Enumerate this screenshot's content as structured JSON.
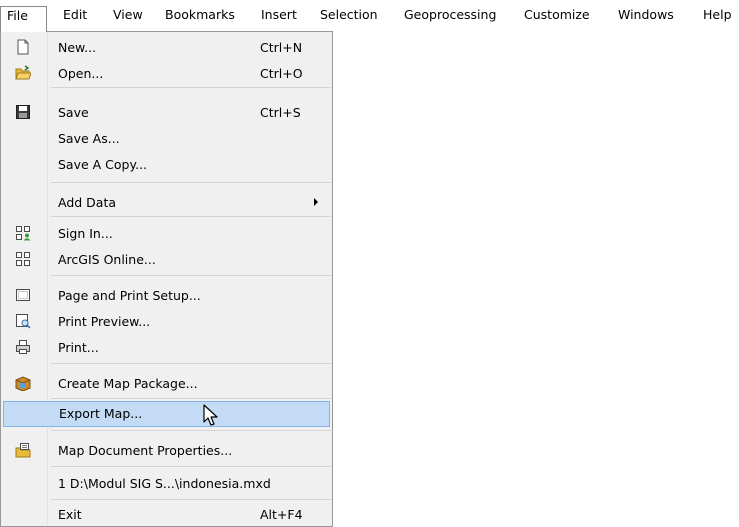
{
  "menubar": {
    "items": [
      {
        "label": "File"
      },
      {
        "label": "Edit"
      },
      {
        "label": "View"
      },
      {
        "label": "Bookmarks"
      },
      {
        "label": "Insert"
      },
      {
        "label": "Selection"
      },
      {
        "label": "Geoprocessing"
      },
      {
        "label": "Customize"
      },
      {
        "label": "Windows"
      },
      {
        "label": "Help"
      }
    ]
  },
  "file_menu": {
    "items": [
      {
        "label": "New...",
        "shortcut": "Ctrl+N",
        "icon": "new-document-icon"
      },
      {
        "label": "Open...",
        "shortcut": "Ctrl+O",
        "icon": "open-folder-icon"
      },
      {
        "label": "Save",
        "shortcut": "Ctrl+S",
        "icon": "save-disk-icon"
      },
      {
        "label": "Save As...",
        "shortcut": "",
        "icon": ""
      },
      {
        "label": "Save A Copy...",
        "shortcut": "",
        "icon": ""
      },
      {
        "label": "Add Data",
        "shortcut": "",
        "icon": "",
        "submenu": true
      },
      {
        "label": "Sign In...",
        "shortcut": "",
        "icon": "sign-in-icon"
      },
      {
        "label": "ArcGIS Online...",
        "shortcut": "",
        "icon": "arcgis-online-icon"
      },
      {
        "label": "Page and Print Setup...",
        "shortcut": "",
        "icon": "page-setup-icon"
      },
      {
        "label": "Print Preview...",
        "shortcut": "",
        "icon": "print-preview-icon"
      },
      {
        "label": "Print...",
        "shortcut": "",
        "icon": "printer-icon"
      },
      {
        "label": "Create Map Package...",
        "shortcut": "",
        "icon": "map-package-icon"
      },
      {
        "label": "Export Map...",
        "shortcut": "",
        "icon": "",
        "highlighted": true
      },
      {
        "label": "Map Document Properties...",
        "shortcut": "",
        "icon": "document-properties-icon"
      },
      {
        "label": "1 D:\\Modul SIG S...\\indonesia.mxd",
        "shortcut": "",
        "icon": ""
      },
      {
        "label": "Exit",
        "shortcut": "Alt+F4",
        "icon": ""
      }
    ]
  },
  "colors": {
    "highlight_fill": "#c3dbf5",
    "highlight_border": "#85b2e8",
    "menu_background": "#f0f0f0"
  }
}
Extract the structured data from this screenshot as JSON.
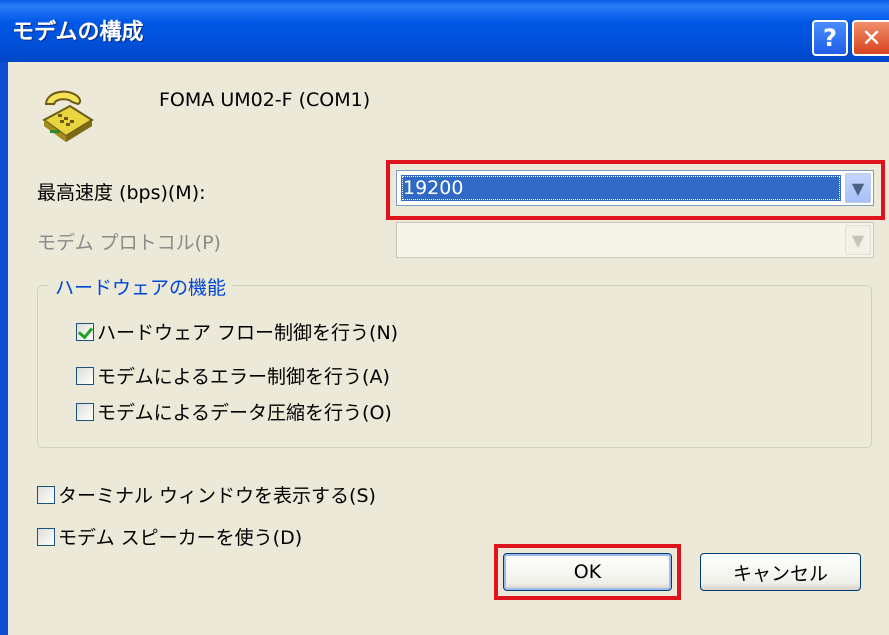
{
  "window": {
    "title": "モデムの構成",
    "help_glyph": "?",
    "close_glyph": "✕"
  },
  "modem": {
    "name": "FOMA UM02-F (COM1)",
    "icon": "telephone-modem-icon"
  },
  "max_speed": {
    "label": "最高速度 (bps)(M):",
    "value": "19200"
  },
  "protocol": {
    "label": "モデム プロトコル(P)",
    "value": ""
  },
  "hardware_group": {
    "legend": "ハードウェアの機能",
    "options": [
      {
        "label": "ハードウェア フロー制御を行う(N)",
        "checked": true
      },
      {
        "label": "モデムによるエラー制御を行う(A)",
        "checked": false
      },
      {
        "label": "モデムによるデータ圧縮を行う(O)",
        "checked": false
      }
    ]
  },
  "extra_options": [
    {
      "label": "ターミナル ウィンドウを表示する(S)",
      "checked": false
    },
    {
      "label": "モデム スピーカーを使う(D)",
      "checked": false
    }
  ],
  "buttons": {
    "ok": "OK",
    "cancel": "キャンセル"
  },
  "highlight_color": "#e0141e"
}
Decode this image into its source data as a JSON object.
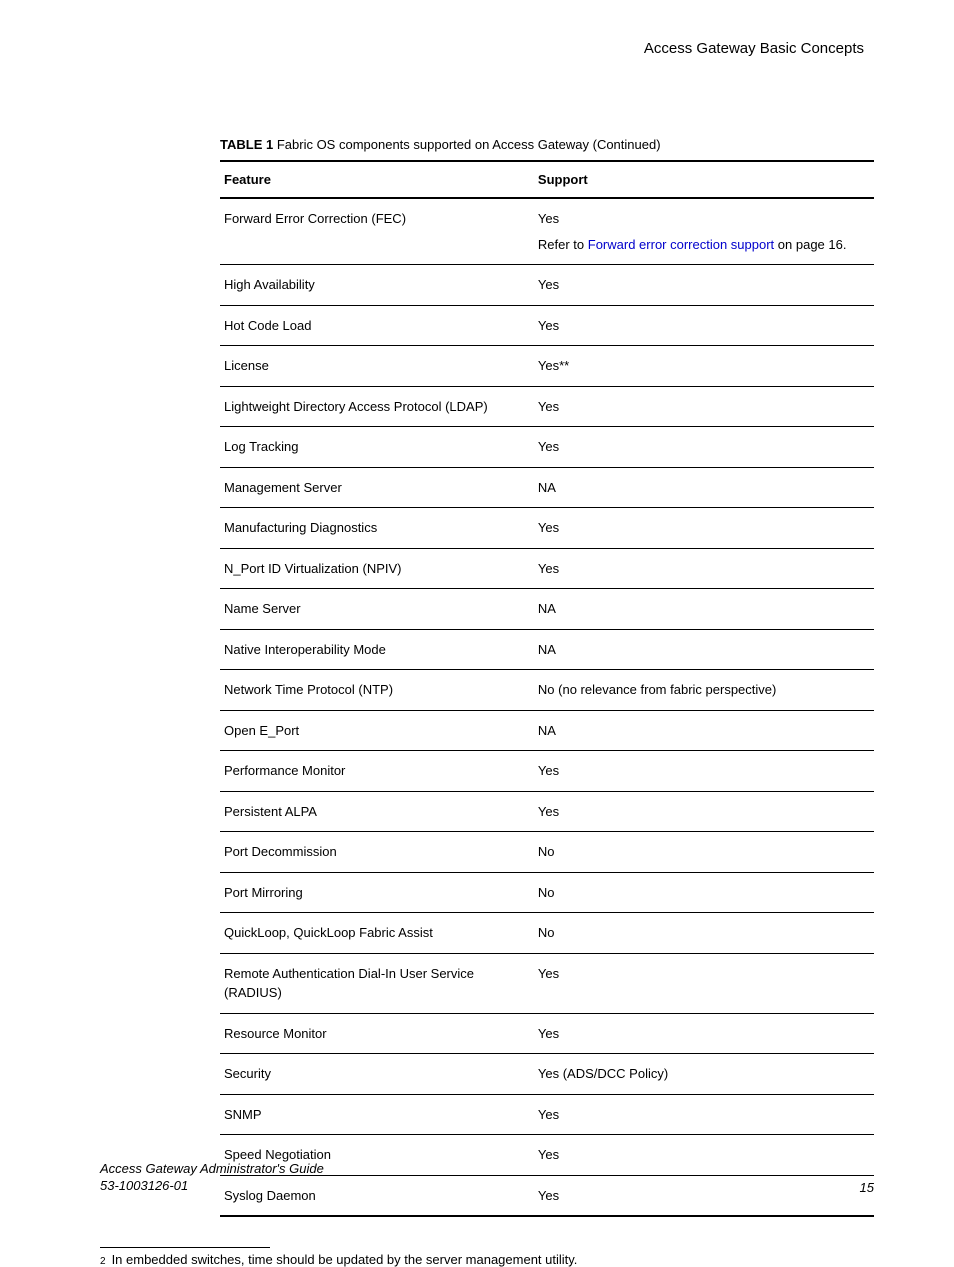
{
  "header": {
    "title": "Access Gateway Basic Concepts"
  },
  "table": {
    "caption_label": "TABLE 1",
    "caption_text": "Fabric OS components supported on Access Gateway (Continued)",
    "col1": "Feature",
    "col2": "Support",
    "rows": [
      {
        "feature": "Forward Error Correction (FEC)",
        "support": "Yes",
        "note_prefix": "Refer to ",
        "note_link": "Forward error correction support",
        "note_suffix": " on page 16."
      },
      {
        "feature": "High Availability",
        "support": "Yes"
      },
      {
        "feature": "Hot Code Load",
        "support": "Yes"
      },
      {
        "feature": "License",
        "support": "Yes**"
      },
      {
        "feature": "Lightweight Directory Access Protocol (LDAP)",
        "support": "Yes"
      },
      {
        "feature": "Log Tracking",
        "support": "Yes"
      },
      {
        "feature": "Management Server",
        "support": "NA"
      },
      {
        "feature": "Manufacturing Diagnostics",
        "support": "Yes"
      },
      {
        "feature": "N_Port ID Virtualization (NPIV)",
        "support": "Yes"
      },
      {
        "feature": "Name Server",
        "support": "NA"
      },
      {
        "feature": "Native Interoperability Mode",
        "support": "NA"
      },
      {
        "feature": "Network Time Protocol (NTP)",
        "support": "No (no relevance from fabric perspective)"
      },
      {
        "feature": "Open E_Port",
        "support": "NA"
      },
      {
        "feature": "Performance Monitor",
        "support": "Yes"
      },
      {
        "feature": "Persistent ALPA",
        "support": "Yes"
      },
      {
        "feature": "Port Decommission",
        "support": "No"
      },
      {
        "feature": "Port Mirroring",
        "support": "No"
      },
      {
        "feature": "QuickLoop, QuickLoop Fabric Assist",
        "support": "No"
      },
      {
        "feature": "Remote Authentication Dial-In User Service (RADIUS)",
        "support": "Yes"
      },
      {
        "feature": "Resource Monitor",
        "support": "Yes"
      },
      {
        "feature": "Security",
        "support": "Yes (ADS/DCC Policy)"
      },
      {
        "feature": "SNMP",
        "support": "Yes"
      },
      {
        "feature": "Speed Negotiation",
        "support": "Yes"
      },
      {
        "feature": "Syslog Daemon",
        "support": "Yes"
      }
    ]
  },
  "footnote": {
    "num": "2",
    "text": "In embedded switches, time should be updated by the server management utility."
  },
  "footer": {
    "doc_title": "Access Gateway Administrator's Guide",
    "doc_num": "53-1003126-01",
    "page": "15"
  }
}
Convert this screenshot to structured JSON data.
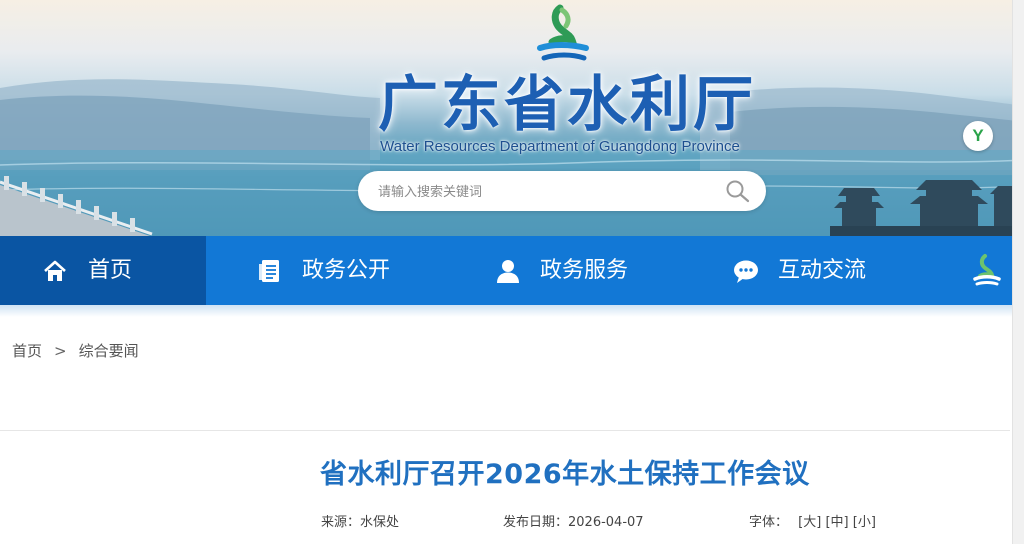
{
  "header": {
    "site_title": "广东省水利厅",
    "site_subtitle": "Water Resources Department of Guangdong Province",
    "emblem_icon": "guangdong-emblem-icon",
    "search": {
      "placeholder": "请输入搜索关键词",
      "value": ""
    },
    "accessibility_label": "Y"
  },
  "nav": {
    "items": [
      {
        "label": "首页",
        "icon": "home-icon",
        "active": true
      },
      {
        "label": "政务公开",
        "icon": "document-icon",
        "active": false
      },
      {
        "label": "政务服务",
        "icon": "user-icon",
        "active": false
      },
      {
        "label": "互动交流",
        "icon": "chat-icon",
        "active": false
      }
    ]
  },
  "breadcrumb": {
    "home": "首页",
    "separator": ">",
    "current": "综合要闻"
  },
  "article": {
    "title": "省水利厅召开2026年水土保持工作会议",
    "source_label": "来源：",
    "source_value": "水保处",
    "date_label": "发布日期：",
    "date_value": "2026-04-07",
    "font_label": "字体：",
    "font_sizes": [
      "[大]",
      "[中]",
      "[小]"
    ]
  },
  "colors": {
    "nav_bg": "#1278d6",
    "nav_active_bg": "#0a55a3",
    "title_blue": "#2070c0",
    "site_title_blue": "#1d5fb3"
  }
}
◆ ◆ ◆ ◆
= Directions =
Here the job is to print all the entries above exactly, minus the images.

= Response to the exercise =
Enumerate this screenshot's content as structured JSON.
{
  "menubar": {
    "items": [
      {
        "label": "File"
      },
      {
        "label": "Edit"
      },
      {
        "label": "View"
      },
      {
        "label": "Bookmarks"
      },
      {
        "label": "Insert"
      },
      {
        "label": "Selection"
      },
      {
        "label": "Geoprocessing"
      },
      {
        "label": "Customize"
      },
      {
        "label": "Windows"
      },
      {
        "label": "Help"
      }
    ]
  },
  "file_menu": {
    "items": [
      {
        "label": "New...",
        "shortcut": "Ctrl+N",
        "icon": "new-document-icon"
      },
      {
        "label": "Open...",
        "shortcut": "Ctrl+O",
        "icon": "open-folder-icon"
      },
      {
        "label": "Save",
        "shortcut": "Ctrl+S",
        "icon": "save-disk-icon"
      },
      {
        "label": "Save As...",
        "shortcut": "",
        "icon": ""
      },
      {
        "label": "Save A Copy...",
        "shortcut": "",
        "icon": ""
      },
      {
        "label": "Add Data",
        "shortcut": "",
        "icon": "",
        "submenu": true
      },
      {
        "label": "Sign In...",
        "shortcut": "",
        "icon": "sign-in-icon"
      },
      {
        "label": "ArcGIS Online...",
        "shortcut": "",
        "icon": "arcgis-online-icon"
      },
      {
        "label": "Page and Print Setup...",
        "shortcut": "",
        "icon": "page-setup-icon"
      },
      {
        "label": "Print Preview...",
        "shortcut": "",
        "icon": "print-preview-icon"
      },
      {
        "label": "Print...",
        "shortcut": "",
        "icon": "printer-icon"
      },
      {
        "label": "Create Map Package...",
        "shortcut": "",
        "icon": "map-package-icon"
      },
      {
        "label": "Export Map...",
        "shortcut": "",
        "icon": "",
        "highlighted": true
      },
      {
        "label": "Map Document Properties...",
        "shortcut": "",
        "icon": "document-properties-icon"
      },
      {
        "label": "1 D:\\Modul SIG S...\\indonesia.mxd",
        "shortcut": "",
        "icon": ""
      },
      {
        "label": "Exit",
        "shortcut": "Alt+F4",
        "icon": ""
      }
    ]
  },
  "colors": {
    "highlight_fill": "#c3dbf5",
    "highlight_border": "#85b2e8",
    "menu_background": "#f0f0f0"
  }
}
Extract the structured data from this screenshot as JSON.
{
  "window": {
    "title": "モデムの構成",
    "help_glyph": "?",
    "close_glyph": "✕"
  },
  "modem": {
    "name": "FOMA UM02-F (COM1)",
    "icon": "telephone-modem-icon"
  },
  "max_speed": {
    "label": "最高速度 (bps)(M):",
    "value": "19200"
  },
  "protocol": {
    "label": "モデム プロトコル(P)",
    "value": ""
  },
  "hardware_group": {
    "legend": "ハードウェアの機能",
    "options": [
      {
        "label": "ハードウェア フロー制御を行う(N)",
        "checked": true
      },
      {
        "label": "モデムによるエラー制御を行う(A)",
        "checked": false
      },
      {
        "label": "モデムによるデータ圧縮を行う(O)",
        "checked": false
      }
    ]
  },
  "extra_options": [
    {
      "label": "ターミナル ウィンドウを表示する(S)",
      "checked": false
    },
    {
      "label": "モデム スピーカーを使う(D)",
      "checked": false
    }
  ],
  "buttons": {
    "ok": "OK",
    "cancel": "キャンセル"
  },
  "highlight_color": "#e0141e"
}
Decode this image into its source data as a JSON object.
{
  "header": {
    "title": "Access Gateway Basic Concepts"
  },
  "table": {
    "caption_label": "TABLE 1",
    "caption_text": "Fabric OS components supported on Access Gateway (Continued)",
    "col1": "Feature",
    "col2": "Support",
    "rows": [
      {
        "feature": "Forward Error Correction (FEC)",
        "support": "Yes",
        "note_prefix": "Refer to ",
        "note_link": "Forward error correction support",
        "note_suffix": " on page 16."
      },
      {
        "feature": "High Availability",
        "support": "Yes"
      },
      {
        "feature": "Hot Code Load",
        "support": "Yes"
      },
      {
        "feature": "License",
        "support": "Yes**"
      },
      {
        "feature": "Lightweight Directory Access Protocol (LDAP)",
        "support": "Yes"
      },
      {
        "feature": "Log Tracking",
        "support": "Yes"
      },
      {
        "feature": "Management Server",
        "support": "NA"
      },
      {
        "feature": "Manufacturing Diagnostics",
        "support": "Yes"
      },
      {
        "feature": "N_Port ID Virtualization (NPIV)",
        "support": "Yes"
      },
      {
        "feature": "Name Server",
        "support": "NA"
      },
      {
        "feature": "Native Interoperability Mode",
        "support": "NA"
      },
      {
        "feature": "Network Time Protocol (NTP)",
        "support": "No (no relevance from fabric perspective)"
      },
      {
        "feature": "Open E_Port",
        "support": "NA"
      },
      {
        "feature": "Performance Monitor",
        "support": "Yes"
      },
      {
        "feature": "Persistent ALPA",
        "support": "Yes"
      },
      {
        "feature": "Port Decommission",
        "support": "No"
      },
      {
        "feature": "Port Mirroring",
        "support": "No"
      },
      {
        "feature": "QuickLoop, QuickLoop Fabric Assist",
        "support": "No"
      },
      {
        "feature": "Remote Authentication Dial-In User Service (RADIUS)",
        "support": "Yes"
      },
      {
        "feature": "Resource Monitor",
        "support": "Yes"
      },
      {
        "feature": "Security",
        "support": "Yes (ADS/DCC Policy)"
      },
      {
        "feature": "SNMP",
        "support": "Yes"
      },
      {
        "feature": "Speed Negotiation",
        "support": "Yes"
      },
      {
        "feature": "Syslog Daemon",
        "support": "Yes"
      }
    ]
  },
  "footnote": {
    "num": "2",
    "text": "In embedded switches, time should be updated by the server management utility."
  },
  "footer": {
    "doc_title": "Access Gateway Administrator's Guide",
    "doc_num": "53-1003126-01",
    "page": "15"
  }
}
Convert this screenshot to structured JSON data.
{
  "header": {
    "site_title": "广东省水利厅",
    "site_subtitle": "Water Resources Department of Guangdong Province",
    "emblem_icon": "guangdong-emblem-icon",
    "search": {
      "placeholder": "请输入搜索关键词",
      "value": ""
    },
    "accessibility_label": "Y"
  },
  "nav": {
    "items": [
      {
        "label": "首页",
        "icon": "home-icon",
        "active": true
      },
      {
        "label": "政务公开",
        "icon": "document-icon",
        "active": false
      },
      {
        "label": "政务服务",
        "icon": "user-icon",
        "active": false
      },
      {
        "label": "互动交流",
        "icon": "chat-icon",
        "active": false
      }
    ]
  },
  "breadcrumb": {
    "home": "首页",
    "separator": ">",
    "current": "综合要闻"
  },
  "article": {
    "title": "省水利厅召开2026年水土保持工作会议",
    "source_label": "来源：",
    "source_value": "水保处",
    "date_label": "发布日期：",
    "date_value": "2026-04-07",
    "font_label": "字体：",
    "font_sizes": [
      "[大]",
      "[中]",
      "[小]"
    ]
  },
  "colors": {
    "nav_bg": "#1278d6",
    "nav_active_bg": "#0a55a3",
    "title_blue": "#2070c0",
    "site_title_blue": "#1d5fb3"
  }
}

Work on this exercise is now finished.